Scott Cooper didn’t expect to get much sleep last night. He was cramming for the gaming equivalent of a final exam.
The general manager of the Kansas Star Casino in Mulvane was prepping for about 3,000 people who accepted invitations to attend what’s called a “controlled demonstration” at the casino Friday. It’s essentially a day for the casino to prove to the Kansas Racing and Gaming Commission that it’s ready to open.
The casino must ace the test to open the day after Christmas.
Real money will exchange hands, but eventually, it will end up in the hands of charities.
The demonstration will be 9 a.m. to 6 p.m. and benefit several nonprofit groups. The guest list includes people who have applied for the casino’s players club, folks from the charities and early and steadfast supporters of bringing gambling to Sedgwick County. The commission OK’d the guest list.
Don’t try to crash the party, because you won’t get in.
“It’s a very exciting time for us,” Cooper said Thursday during a short break. “We expect the day to be a good day. We’re optimistic that we’re ready to have the regulatory agency evaluate us.”
About 25 to 30 staff members from the commission will be on hand Friday to watch as people christen the Vegas-style slot machines and gaming tables. They’ll be making sure that all state rules are followed, said commission spokesman Bill Miskell.
“What our staff will be doing is observing the employees of the Kansas Star Casino and how they operate every aspect of that casino while the casino is operating with people from the public in what would be a normal course of operation,” Miskell said.
They’ll watch how staff interact with gamblers and make sure games flow as they should.
“When the dice roll, they’ll make sure that the game is played properly,” Miskell said.
A full crew – about 400 people – will work today at the demonstration, Cooper said.
Commission staff won’t gamble. They won’t go in undercover; they’ll wear badges showing that they work for the state.
They’ll remain in Mulvane throughout the weekend and into next week, Miskell said.
“Our staff will have to get together and go through what it is that they saw prior to the time final decisions are made concerning the final order of certification,” he said.
If necessary, a second controlled demonstration is scheduled for Dec. 20.
Guests on Friday can try their luck at 1,310 slot machines, throw chips at a poker table and eat at all three of the casino’s restaurants.
Carrie Tedore, corporate director of public relations for Peninsula Gaming, said the casino had no idea what to expect about how much money would be wagered.
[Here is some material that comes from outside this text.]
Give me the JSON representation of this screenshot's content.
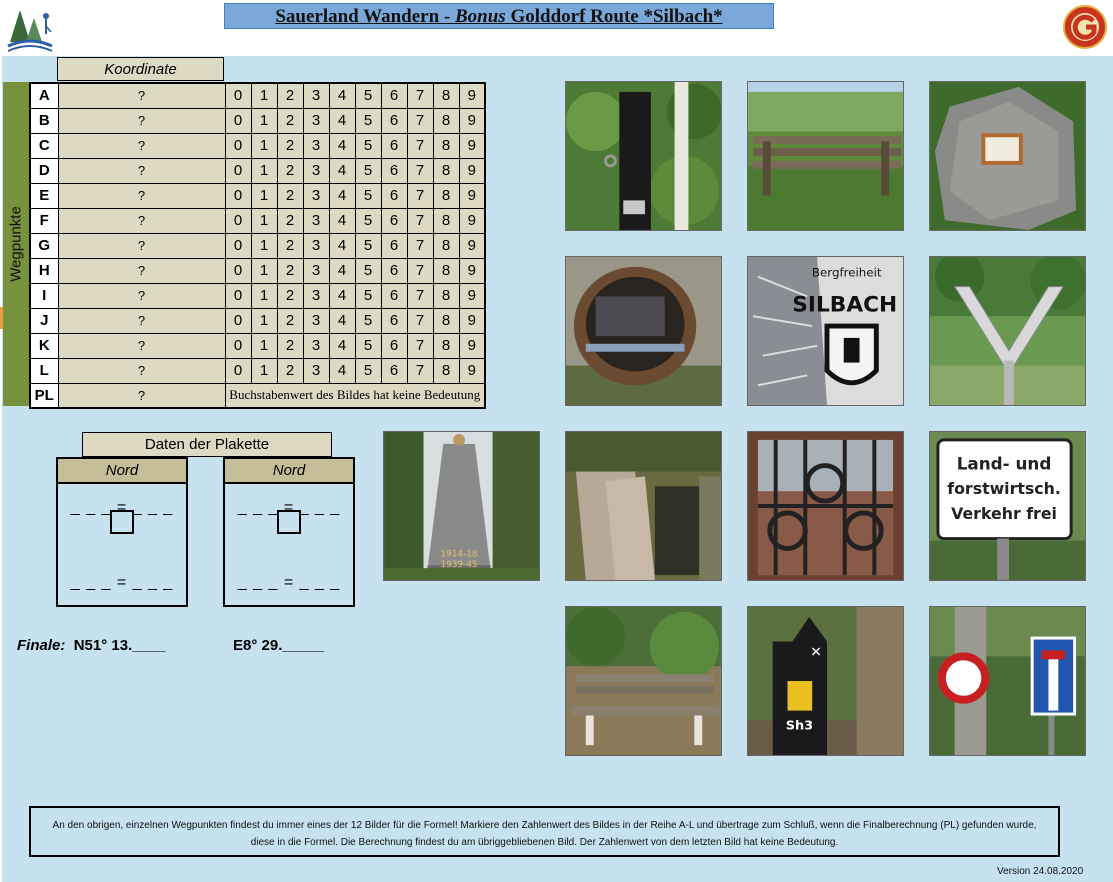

All proceeds will go to the Kansas Food Bank Warehouse, the Susan G. Komen Race for the Cure Mid-Kansas Affiliate, Music Theatre of Wichita, Operation Freedom Memorial and Dress for Success Wichita.
The casino thought hard about which charities to support: Music Theatre because the casino wants to support the arts, Dress for Success because it wants to help women get back to work, Tedore said.